## Try it:
Search the material below for the string "bear" and list each line that holds it.

## Input for this task:
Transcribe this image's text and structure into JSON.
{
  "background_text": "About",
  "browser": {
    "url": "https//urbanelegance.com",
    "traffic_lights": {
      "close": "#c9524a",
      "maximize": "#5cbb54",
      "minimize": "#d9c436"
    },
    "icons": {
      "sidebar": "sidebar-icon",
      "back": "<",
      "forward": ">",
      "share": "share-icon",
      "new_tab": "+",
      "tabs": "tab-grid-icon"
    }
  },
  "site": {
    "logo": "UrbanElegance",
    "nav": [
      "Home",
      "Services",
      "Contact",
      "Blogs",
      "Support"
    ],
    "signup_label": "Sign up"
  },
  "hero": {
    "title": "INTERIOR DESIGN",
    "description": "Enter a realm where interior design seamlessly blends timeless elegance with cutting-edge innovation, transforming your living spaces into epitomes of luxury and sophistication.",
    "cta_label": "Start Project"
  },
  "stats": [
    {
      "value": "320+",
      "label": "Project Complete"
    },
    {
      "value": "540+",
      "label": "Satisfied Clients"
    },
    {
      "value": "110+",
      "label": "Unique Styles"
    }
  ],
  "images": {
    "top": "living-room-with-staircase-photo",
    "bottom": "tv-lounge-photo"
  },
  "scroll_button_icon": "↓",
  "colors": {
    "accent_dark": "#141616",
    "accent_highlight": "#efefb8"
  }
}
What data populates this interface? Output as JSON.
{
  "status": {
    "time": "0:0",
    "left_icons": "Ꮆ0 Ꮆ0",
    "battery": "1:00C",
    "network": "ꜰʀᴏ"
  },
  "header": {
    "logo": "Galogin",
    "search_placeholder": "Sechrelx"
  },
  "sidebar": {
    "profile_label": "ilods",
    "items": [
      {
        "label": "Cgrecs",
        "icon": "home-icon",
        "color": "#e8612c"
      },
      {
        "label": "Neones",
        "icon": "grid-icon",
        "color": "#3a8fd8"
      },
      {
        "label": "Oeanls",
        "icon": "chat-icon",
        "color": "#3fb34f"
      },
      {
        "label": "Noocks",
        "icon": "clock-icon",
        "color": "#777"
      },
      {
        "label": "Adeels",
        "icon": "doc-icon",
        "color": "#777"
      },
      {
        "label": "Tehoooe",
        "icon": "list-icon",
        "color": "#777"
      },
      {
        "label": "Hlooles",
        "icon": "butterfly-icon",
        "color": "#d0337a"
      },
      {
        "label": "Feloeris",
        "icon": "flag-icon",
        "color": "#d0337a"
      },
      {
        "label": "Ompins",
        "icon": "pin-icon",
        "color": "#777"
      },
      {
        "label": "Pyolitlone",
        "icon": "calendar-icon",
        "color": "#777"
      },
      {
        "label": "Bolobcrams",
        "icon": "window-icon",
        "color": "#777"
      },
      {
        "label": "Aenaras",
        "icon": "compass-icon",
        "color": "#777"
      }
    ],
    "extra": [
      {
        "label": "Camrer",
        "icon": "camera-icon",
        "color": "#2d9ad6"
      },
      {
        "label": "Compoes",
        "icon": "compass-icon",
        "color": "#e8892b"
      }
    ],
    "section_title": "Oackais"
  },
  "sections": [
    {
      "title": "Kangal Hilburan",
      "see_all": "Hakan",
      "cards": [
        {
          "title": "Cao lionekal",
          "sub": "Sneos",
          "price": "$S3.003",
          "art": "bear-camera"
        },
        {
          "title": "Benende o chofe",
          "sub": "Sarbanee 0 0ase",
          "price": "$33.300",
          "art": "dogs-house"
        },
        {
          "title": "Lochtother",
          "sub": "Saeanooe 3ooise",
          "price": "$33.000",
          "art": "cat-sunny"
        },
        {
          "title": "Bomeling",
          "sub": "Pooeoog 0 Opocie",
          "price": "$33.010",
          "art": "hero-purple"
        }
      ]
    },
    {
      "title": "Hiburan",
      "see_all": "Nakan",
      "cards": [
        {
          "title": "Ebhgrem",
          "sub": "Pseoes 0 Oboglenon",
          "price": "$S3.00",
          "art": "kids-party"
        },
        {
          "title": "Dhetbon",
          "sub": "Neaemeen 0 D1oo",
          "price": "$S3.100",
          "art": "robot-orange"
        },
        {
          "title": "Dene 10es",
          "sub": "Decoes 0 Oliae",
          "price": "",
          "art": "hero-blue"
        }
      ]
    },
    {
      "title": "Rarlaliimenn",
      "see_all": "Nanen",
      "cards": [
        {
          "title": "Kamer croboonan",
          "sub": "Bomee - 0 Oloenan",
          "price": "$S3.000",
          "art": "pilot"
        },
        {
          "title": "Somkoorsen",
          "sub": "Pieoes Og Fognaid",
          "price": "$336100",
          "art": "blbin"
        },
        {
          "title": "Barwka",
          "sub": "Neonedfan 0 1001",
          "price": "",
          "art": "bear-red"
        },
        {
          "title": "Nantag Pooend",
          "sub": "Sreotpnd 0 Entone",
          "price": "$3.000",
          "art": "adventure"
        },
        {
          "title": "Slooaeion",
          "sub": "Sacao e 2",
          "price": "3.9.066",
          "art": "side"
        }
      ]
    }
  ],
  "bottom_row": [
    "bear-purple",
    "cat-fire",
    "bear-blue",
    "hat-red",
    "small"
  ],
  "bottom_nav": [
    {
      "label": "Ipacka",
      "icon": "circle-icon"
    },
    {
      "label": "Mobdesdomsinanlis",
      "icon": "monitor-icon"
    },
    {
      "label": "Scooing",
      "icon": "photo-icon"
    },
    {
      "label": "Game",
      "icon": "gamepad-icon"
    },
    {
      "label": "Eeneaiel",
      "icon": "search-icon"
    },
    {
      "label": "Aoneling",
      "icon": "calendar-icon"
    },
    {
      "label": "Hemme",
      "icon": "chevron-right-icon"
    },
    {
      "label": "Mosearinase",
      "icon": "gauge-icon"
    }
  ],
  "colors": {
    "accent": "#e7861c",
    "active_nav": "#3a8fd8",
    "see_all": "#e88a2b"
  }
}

## Solved problem:
          "art": "bear-camera"
          "art": "bear-red"
    "bear-purple",
    "bear-blue",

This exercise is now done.